Ticks: Perennial Problem for Human and Animal Health

The District Vet

Ticks are a perennial problem for human and animal health, as they are vectors of transmission of various potentially debilitating ailments. Utilizing flea and tick preventives is well known and accepted, but many people fail to take appropriate precautions for their own health. The summer 2021 season is proving to be a bonanza year for ticks, therefore extra care should be taken to prevent tick bites and tick-borne disease.

Last winter was not as mild as the year before, but this year’s tick crop is massive. This mostly has to do with the life cycle of oak trees, chipmunks, and mice. Really. Two years ago the conditions were ideal for oak trees to drop innumerable acorns, a favorite food of rodents, especially mice. Plump on acorns, they overwintered and had a population boom the next summer (now). Ticks require a blood meal at each major life stage (larval, nymph, adult). Larval ticks hatching on the ground and in shrubbery have plenty of mice and other rodents on which to feed. It has been theorized that larval ticks which feed on mice are more infective than those who get their first meal from other animals.

Of all the stages of ticks, the nymph stage, right after the larval stage, is the most infective and responsible for a majority of infections in people and domestic animals. Complicating this is their size: nymphs are approximately the diameter of a poppy seed. The large ticks you see and pull off your clothing and pets readily are easier to spot and less infective. It’s the small ones with which one must be especially vigilant.

Ticks lay in wait on grasses, holding onto the blade with their hind feet and waving their front feet, grasping onto passing animals and people. When walking outside in grassy areas or gardening, resist the temptation to wear shorts. Utilizing pants which are tucked into your socks, will prevent ticks from attaching to your skin. Light colored clothing will allow you to visualize any hitchhikers, too. Tick repellants may be applied to clothing, but do take care of the product used as permethrin is toxic to cats. There are sprays which are long-lasting, even after several wash cycles.

Ticks can be present on clothing without your knowledge. It is advised that you do not even enter your dwelling clothed if you believe ticks may be present. Yes, strip down on the front steps, in the garage, in a hallway. Ticks can and will jump off of you and wait for another passer-by, most likely you, to get their next needed blood meal. A 2016 study in the journal Ticks and Tick Borne Diseases looked at killing ticks via washing machine and dryer. Interestingly, the research showed that ticks washed in cold water do not die and those washed in hot water (in excess of 130°F) were killed only half of the time. These arachnids are very hardy. But they did demonstrate that the best method to kill all life stages of ticks is to put your clothing in the dryer first, before washing, for six minutes on high. Ticks that were washed on clothing then put in the dryer took 50 minutes to die.

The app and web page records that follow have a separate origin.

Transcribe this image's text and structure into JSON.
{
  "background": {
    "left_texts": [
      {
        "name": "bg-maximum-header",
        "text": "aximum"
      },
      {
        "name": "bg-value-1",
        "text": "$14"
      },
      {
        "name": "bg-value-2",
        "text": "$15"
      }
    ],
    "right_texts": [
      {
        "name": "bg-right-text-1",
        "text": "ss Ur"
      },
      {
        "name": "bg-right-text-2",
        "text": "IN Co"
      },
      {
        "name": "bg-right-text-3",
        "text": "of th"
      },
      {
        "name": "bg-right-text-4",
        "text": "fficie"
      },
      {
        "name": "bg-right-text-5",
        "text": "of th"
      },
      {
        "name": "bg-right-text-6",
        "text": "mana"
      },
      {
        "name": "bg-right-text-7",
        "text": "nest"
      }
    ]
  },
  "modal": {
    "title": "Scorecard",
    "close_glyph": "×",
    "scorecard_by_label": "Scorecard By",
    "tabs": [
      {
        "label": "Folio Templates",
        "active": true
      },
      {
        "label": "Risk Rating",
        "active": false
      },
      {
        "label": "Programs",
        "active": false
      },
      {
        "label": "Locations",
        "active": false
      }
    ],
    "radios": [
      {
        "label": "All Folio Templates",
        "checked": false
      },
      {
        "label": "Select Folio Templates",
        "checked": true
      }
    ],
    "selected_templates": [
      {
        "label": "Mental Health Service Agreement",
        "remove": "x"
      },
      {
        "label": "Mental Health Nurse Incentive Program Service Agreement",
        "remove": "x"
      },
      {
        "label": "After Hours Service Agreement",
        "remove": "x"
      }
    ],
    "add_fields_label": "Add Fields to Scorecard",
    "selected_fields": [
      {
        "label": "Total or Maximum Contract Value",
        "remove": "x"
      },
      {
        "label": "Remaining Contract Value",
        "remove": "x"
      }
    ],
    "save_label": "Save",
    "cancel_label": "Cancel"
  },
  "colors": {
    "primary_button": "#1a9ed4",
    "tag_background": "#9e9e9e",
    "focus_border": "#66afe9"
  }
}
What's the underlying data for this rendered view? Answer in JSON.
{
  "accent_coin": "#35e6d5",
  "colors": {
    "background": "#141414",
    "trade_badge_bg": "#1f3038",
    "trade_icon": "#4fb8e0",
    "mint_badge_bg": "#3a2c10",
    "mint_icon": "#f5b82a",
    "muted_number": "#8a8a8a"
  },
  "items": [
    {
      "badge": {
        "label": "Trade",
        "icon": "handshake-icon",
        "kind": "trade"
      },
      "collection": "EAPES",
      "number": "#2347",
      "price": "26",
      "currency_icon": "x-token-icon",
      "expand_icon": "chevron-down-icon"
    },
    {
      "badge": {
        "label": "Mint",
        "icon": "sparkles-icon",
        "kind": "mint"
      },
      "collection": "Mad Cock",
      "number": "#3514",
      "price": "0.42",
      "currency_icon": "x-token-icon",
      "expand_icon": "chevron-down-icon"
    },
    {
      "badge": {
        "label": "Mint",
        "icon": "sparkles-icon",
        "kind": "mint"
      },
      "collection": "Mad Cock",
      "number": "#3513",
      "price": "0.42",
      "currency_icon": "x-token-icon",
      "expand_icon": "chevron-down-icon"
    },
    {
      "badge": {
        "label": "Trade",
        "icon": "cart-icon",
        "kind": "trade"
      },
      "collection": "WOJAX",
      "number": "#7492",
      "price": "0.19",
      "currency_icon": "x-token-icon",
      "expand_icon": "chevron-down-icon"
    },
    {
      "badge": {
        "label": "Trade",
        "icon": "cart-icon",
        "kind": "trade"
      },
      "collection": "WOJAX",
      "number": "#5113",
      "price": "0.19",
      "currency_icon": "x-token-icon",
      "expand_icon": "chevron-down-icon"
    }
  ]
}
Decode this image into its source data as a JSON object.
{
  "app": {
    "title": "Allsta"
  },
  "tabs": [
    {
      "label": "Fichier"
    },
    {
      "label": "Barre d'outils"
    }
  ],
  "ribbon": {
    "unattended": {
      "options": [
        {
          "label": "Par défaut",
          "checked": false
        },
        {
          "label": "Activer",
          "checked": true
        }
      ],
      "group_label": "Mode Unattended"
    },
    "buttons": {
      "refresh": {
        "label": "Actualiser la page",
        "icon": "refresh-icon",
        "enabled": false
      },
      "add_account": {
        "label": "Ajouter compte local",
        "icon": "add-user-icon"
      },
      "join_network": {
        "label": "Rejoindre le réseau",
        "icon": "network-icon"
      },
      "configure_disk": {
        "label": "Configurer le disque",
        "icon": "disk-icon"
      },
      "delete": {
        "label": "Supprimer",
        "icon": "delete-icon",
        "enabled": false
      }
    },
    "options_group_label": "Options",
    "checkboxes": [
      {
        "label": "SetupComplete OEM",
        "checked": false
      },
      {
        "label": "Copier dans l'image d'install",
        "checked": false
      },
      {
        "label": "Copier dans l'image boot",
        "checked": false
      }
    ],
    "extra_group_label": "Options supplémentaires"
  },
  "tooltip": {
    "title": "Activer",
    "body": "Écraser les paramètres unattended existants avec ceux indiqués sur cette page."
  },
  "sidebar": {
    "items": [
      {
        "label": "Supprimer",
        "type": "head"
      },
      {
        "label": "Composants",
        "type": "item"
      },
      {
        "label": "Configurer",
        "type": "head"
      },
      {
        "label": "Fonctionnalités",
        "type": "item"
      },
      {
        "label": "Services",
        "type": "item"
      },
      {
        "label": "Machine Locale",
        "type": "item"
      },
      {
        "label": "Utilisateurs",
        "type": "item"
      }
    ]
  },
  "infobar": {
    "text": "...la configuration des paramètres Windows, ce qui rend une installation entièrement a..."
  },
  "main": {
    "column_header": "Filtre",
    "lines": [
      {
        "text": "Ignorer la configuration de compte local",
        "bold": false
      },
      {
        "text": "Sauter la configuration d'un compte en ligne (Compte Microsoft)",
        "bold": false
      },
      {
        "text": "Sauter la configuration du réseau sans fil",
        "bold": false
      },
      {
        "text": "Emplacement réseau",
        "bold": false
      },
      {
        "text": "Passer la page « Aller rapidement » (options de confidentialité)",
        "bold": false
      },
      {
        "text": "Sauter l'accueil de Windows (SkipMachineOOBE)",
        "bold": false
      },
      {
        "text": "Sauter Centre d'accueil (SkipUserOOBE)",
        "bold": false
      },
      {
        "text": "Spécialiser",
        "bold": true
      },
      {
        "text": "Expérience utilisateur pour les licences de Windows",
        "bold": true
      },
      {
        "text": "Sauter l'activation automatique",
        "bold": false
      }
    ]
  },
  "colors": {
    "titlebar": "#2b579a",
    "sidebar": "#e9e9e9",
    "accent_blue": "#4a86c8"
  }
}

Remember to shower with soap within two hours of coming indoors. Inspect yourself carefully in a mirror and don’t neglect those more hidden places on your body, including armpits, areas covered by undergarments, and behind the ears.

It is of the utmost importance to keep any indoor/outdoor pets on an approved flea and tick preventive. Remember that these preventives do not act as a shield—the ticks may hitch a ride on your pet and jump off in the house. Most preventives work by killing ticks after they bite your pet. Always inspect your dog or cat when coming on from a walk. Although you may not see all the ticks, remove those which you do find. Remember, finding dead ticks on your pet means that the preventive is working.

Take care this tick season and please use appropriate caution for yourself.

Dan Teich, DVM is Medical Director at District Veterinary Hospital Eastern Market.